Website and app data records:

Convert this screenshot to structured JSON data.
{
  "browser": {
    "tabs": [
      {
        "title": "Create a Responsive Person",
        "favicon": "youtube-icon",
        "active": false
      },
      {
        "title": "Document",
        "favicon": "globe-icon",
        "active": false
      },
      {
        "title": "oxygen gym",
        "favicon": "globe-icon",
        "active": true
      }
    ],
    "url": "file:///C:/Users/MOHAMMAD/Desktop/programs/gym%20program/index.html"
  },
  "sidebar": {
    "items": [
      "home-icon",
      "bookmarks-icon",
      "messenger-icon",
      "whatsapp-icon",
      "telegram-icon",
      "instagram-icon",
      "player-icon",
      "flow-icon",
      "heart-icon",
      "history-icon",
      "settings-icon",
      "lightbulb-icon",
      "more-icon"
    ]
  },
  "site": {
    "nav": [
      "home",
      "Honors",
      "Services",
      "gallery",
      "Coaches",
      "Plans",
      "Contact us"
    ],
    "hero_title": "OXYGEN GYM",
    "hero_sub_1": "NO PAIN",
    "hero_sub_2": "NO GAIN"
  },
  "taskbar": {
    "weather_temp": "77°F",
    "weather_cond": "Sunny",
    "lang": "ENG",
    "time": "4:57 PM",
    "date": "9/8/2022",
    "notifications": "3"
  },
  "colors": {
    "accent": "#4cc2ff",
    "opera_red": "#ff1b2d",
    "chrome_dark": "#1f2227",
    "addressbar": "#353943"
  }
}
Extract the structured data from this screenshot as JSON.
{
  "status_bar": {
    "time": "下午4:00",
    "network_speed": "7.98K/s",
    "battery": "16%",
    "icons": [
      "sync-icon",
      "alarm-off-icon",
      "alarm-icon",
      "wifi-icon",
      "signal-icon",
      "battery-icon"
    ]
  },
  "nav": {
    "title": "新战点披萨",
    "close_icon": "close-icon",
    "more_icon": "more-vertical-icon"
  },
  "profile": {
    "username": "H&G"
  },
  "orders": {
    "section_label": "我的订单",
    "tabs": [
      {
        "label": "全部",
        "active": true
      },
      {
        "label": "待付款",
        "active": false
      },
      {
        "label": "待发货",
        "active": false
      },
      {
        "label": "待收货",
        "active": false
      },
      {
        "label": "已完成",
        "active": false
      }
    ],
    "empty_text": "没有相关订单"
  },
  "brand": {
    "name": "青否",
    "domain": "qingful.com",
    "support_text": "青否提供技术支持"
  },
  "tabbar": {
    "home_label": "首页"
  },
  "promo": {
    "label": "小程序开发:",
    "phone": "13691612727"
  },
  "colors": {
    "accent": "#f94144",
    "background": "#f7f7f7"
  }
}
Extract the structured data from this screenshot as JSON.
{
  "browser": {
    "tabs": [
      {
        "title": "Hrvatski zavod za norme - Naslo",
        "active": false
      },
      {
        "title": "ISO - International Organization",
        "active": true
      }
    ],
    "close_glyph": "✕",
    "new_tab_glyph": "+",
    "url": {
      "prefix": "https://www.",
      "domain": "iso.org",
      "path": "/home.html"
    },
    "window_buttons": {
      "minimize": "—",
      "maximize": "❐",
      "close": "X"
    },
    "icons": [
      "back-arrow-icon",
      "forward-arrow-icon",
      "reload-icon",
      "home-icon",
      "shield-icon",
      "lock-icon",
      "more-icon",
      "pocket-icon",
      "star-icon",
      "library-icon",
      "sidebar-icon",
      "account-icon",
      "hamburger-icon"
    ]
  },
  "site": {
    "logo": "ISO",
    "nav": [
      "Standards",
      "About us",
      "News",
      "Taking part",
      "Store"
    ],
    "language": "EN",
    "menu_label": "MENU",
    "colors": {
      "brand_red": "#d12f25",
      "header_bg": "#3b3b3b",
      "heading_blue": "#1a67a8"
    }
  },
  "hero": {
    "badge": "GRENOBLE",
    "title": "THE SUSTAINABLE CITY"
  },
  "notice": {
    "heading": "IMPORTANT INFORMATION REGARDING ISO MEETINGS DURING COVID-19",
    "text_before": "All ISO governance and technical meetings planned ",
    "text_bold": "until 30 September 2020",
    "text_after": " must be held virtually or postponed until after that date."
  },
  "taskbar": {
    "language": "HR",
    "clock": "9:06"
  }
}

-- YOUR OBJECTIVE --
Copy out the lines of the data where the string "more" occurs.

-- COMPLETED TASK --
      "more-icon"
    "more_icon": "more-vertical-icon"
      "more-icon",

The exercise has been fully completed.